_Aim of the exercise_. Only the pictures stay out; please return all the entries below exactly as written.

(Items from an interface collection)
---

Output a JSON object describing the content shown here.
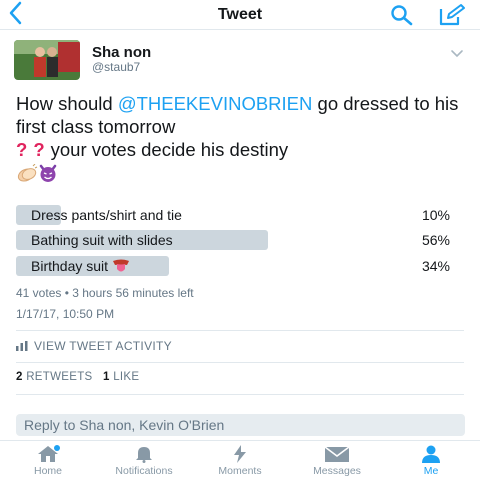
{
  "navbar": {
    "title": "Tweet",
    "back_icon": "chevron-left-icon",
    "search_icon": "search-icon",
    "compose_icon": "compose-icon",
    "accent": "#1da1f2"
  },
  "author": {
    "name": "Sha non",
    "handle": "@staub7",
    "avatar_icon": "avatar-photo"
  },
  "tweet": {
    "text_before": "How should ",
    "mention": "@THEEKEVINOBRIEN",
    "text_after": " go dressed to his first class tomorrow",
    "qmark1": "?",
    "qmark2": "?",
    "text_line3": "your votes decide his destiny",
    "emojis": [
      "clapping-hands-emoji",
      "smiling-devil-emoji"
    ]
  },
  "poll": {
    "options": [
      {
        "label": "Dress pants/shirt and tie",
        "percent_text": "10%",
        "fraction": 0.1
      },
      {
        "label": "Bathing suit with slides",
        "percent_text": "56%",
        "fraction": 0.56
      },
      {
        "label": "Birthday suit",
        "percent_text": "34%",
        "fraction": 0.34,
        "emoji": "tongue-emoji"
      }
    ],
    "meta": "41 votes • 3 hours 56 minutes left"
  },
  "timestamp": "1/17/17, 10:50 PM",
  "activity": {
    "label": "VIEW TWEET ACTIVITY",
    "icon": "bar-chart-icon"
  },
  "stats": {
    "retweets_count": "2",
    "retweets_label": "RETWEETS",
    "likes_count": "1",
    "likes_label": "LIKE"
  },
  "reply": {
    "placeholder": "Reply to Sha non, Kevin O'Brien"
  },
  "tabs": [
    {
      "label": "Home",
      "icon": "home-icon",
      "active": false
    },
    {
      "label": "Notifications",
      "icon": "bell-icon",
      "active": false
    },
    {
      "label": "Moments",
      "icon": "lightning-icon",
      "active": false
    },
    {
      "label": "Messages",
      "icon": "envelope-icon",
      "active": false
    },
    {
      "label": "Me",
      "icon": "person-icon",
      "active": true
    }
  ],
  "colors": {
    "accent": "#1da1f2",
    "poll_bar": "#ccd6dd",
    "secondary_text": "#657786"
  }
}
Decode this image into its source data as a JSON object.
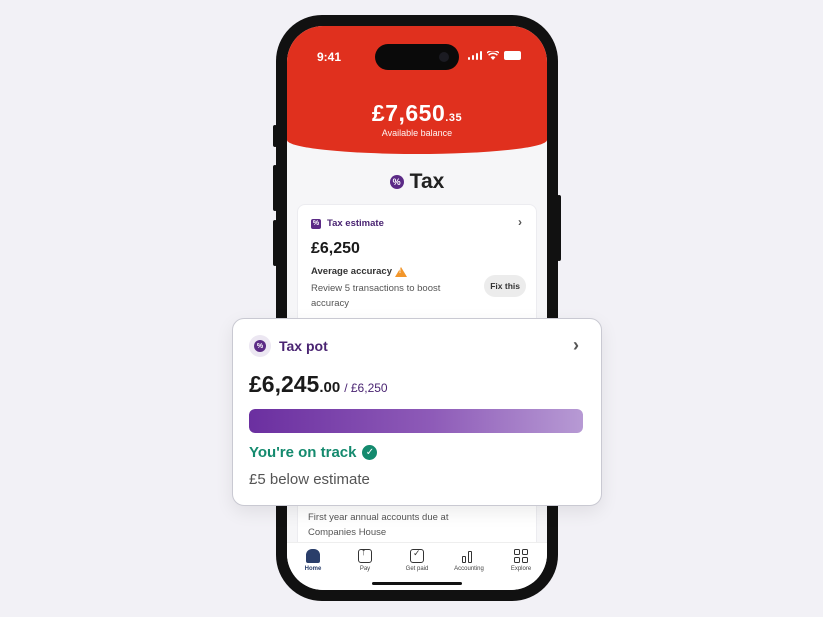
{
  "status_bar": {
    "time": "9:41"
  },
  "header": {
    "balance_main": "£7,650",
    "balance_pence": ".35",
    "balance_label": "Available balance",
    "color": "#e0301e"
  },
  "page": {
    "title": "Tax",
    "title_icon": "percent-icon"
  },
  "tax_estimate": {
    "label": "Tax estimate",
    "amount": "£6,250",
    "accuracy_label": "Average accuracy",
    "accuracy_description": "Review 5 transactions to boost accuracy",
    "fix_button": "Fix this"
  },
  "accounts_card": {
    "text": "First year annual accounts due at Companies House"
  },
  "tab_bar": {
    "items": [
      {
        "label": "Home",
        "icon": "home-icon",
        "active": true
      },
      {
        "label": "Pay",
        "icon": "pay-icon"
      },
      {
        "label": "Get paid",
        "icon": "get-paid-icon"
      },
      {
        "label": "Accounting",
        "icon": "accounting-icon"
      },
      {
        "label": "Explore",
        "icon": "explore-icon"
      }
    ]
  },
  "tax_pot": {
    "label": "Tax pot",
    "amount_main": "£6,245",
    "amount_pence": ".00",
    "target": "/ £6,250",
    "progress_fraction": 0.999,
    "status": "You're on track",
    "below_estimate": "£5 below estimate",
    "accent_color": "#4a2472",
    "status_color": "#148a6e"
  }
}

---

_Output of the exercise_.
Output a JSON object describing the content shown here.
{
  "navbar": {
    "title": "Tweet",
    "back_icon": "chevron-left-icon",
    "search_icon": "search-icon",
    "compose_icon": "compose-icon",
    "accent": "#1da1f2"
  },
  "author": {
    "name": "Sha non",
    "handle": "@staub7",
    "avatar_icon": "avatar-photo"
  },
  "tweet": {
    "text_before": "How should ",
    "mention": "@THEEKEVINOBRIEN",
    "text_after": " go dressed to his first class tomorrow",
    "qmark1": "?",
    "qmark2": "?",
    "text_line3": "your votes decide his destiny",
    "emojis": [
      "clapping-hands-emoji",
      "smiling-devil-emoji"
    ]
  },
  "poll": {
    "options": [
      {
        "label": "Dress pants/shirt and tie",
        "percent_text": "10%",
        "fraction": 0.1
      },
      {
        "label": "Bathing suit with slides",
        "percent_text": "56%",
        "fraction": 0.56
      },
      {
        "label": "Birthday suit",
        "percent_text": "34%",
        "fraction": 0.34,
        "emoji": "tongue-emoji"
      }
    ],
    "meta": "41 votes • 3 hours 56 minutes left"
  },
  "timestamp": "1/17/17, 10:50 PM",
  "activity": {
    "label": "VIEW TWEET ACTIVITY",
    "icon": "bar-chart-icon"
  },
  "stats": {
    "retweets_count": "2",
    "retweets_label": "RETWEETS",
    "likes_count": "1",
    "likes_label": "LIKE"
  },
  "reply": {
    "placeholder": "Reply to Sha non, Kevin O'Brien"
  },
  "tabs": [
    {
      "label": "Home",
      "icon": "home-icon",
      "active": false
    },
    {
      "label": "Notifications",
      "icon": "bell-icon",
      "active": false
    },
    {
      "label": "Moments",
      "icon": "lightning-icon",
      "active": false
    },
    {
      "label": "Messages",
      "icon": "envelope-icon",
      "active": false
    },
    {
      "label": "Me",
      "icon": "person-icon",
      "active": true
    }
  ],
  "colors": {
    "accent": "#1da1f2",
    "poll_bar": "#ccd6dd",
    "secondary_text": "#657786"
  }
}
Decode this image into its source data as a JSON object.
{
  "status_bar": {
    "time": "9:41"
  },
  "header": {
    "balance_main": "£7,650",
    "balance_pence": ".35",
    "balance_label": "Available balance",
    "color": "#e0301e"
  },
  "page": {
    "title": "Tax",
    "title_icon": "percent-icon"
  },
  "tax_estimate": {
    "label": "Tax estimate",
    "amount": "£6,250",
    "accuracy_label": "Average accuracy",
    "accuracy_description": "Review 5 transactions to boost accuracy",
    "fix_button": "Fix this"
  },
  "accounts_card": {
    "text": "First year annual accounts due at Companies House"
  },
  "tab_bar": {
    "items": [
      {
        "label": "Home",
        "icon": "home-icon",
        "active": true
      },
      {
        "label": "Pay",
        "icon": "pay-icon"
      },
      {
        "label": "Get paid",
        "icon": "get-paid-icon"
      },
      {
        "label": "Accounting",
        "icon": "accounting-icon"
      },
      {
        "label": "Explore",
        "icon": "explore-icon"
      }
    ]
  },
  "tax_pot": {
    "label": "Tax pot",
    "amount_main": "£6,245",
    "amount_pence": ".00",
    "target": "/ £6,250",
    "progress_fraction": 0.999,
    "status": "You're on track",
    "below_estimate": "£5 below estimate",
    "accent_color": "#4a2472",
    "status_color": "#148a6e"
  }
}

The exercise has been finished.